- [REQUIRED WORK]
Only the text is wanted; write out each record below exactly and exclude all pictures.

- [RECORDS TO USE]
+++++

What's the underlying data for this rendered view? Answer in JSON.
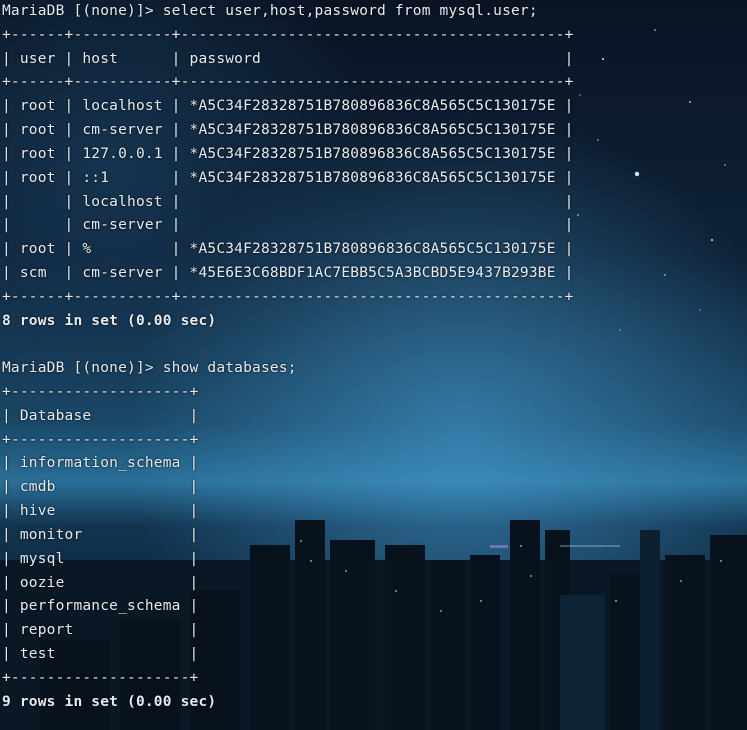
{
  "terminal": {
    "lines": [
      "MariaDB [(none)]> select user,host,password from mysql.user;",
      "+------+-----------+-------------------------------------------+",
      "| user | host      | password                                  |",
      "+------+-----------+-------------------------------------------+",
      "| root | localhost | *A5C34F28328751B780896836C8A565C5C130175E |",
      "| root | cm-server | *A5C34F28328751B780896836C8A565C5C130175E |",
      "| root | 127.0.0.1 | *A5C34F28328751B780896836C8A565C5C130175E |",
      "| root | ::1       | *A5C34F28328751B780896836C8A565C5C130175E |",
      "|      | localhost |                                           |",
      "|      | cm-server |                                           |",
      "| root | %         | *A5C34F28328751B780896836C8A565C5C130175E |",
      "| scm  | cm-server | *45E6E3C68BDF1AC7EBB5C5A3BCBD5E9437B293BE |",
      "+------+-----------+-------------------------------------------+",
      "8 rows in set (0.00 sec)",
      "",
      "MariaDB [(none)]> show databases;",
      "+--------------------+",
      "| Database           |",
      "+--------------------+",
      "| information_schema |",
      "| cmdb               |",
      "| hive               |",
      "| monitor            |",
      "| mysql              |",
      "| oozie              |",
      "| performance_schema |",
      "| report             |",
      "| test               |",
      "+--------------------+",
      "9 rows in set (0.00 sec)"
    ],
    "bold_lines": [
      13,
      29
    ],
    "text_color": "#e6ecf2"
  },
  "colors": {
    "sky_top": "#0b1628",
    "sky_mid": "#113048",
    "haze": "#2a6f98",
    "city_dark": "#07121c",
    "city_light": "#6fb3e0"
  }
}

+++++

- [THE ANSWER]
What's the underlying data for this rendered view? Answer in JSON.
{
  "terminal": {
    "lines": [
      "MariaDB [(none)]> select user,host,password from mysql.user;",
      "+------+-----------+-------------------------------------------+",
      "| user | host      | password                                  |",
      "+------+-----------+-------------------------------------------+",
      "| root | localhost | *A5C34F28328751B780896836C8A565C5C130175E |",
      "| root | cm-server | *A5C34F28328751B780896836C8A565C5C130175E |",
      "| root | 127.0.0.1 | *A5C34F28328751B780896836C8A565C5C130175E |",
      "| root | ::1       | *A5C34F28328751B780896836C8A565C5C130175E |",
      "|      | localhost |                                           |",
      "|      | cm-server |                                           |",
      "| root | %         | *A5C34F28328751B780896836C8A565C5C130175E |",
      "| scm  | cm-server | *45E6E3C68BDF1AC7EBB5C5A3BCBD5E9437B293BE |",
      "+------+-----------+-------------------------------------------+",
      "8 rows in set (0.00 sec)",
      "",
      "MariaDB [(none)]> show databases;",
      "+--------------------+",
      "| Database           |",
      "+--------------------+",
      "| information_schema |",
      "| cmdb               |",
      "| hive               |",
      "| monitor            |",
      "| mysql              |",
      "| oozie              |",
      "| performance_schema |",
      "| report             |",
      "| test               |",
      "+--------------------+",
      "9 rows in set (0.00 sec)"
    ],
    "bold_lines": [
      13,
      29
    ],
    "text_color": "#e6ecf2"
  },
  "colors": {
    "sky_top": "#0b1628",
    "sky_mid": "#113048",
    "haze": "#2a6f98",
    "city_dark": "#07121c",
    "city_light": "#6fb3e0"
  }
}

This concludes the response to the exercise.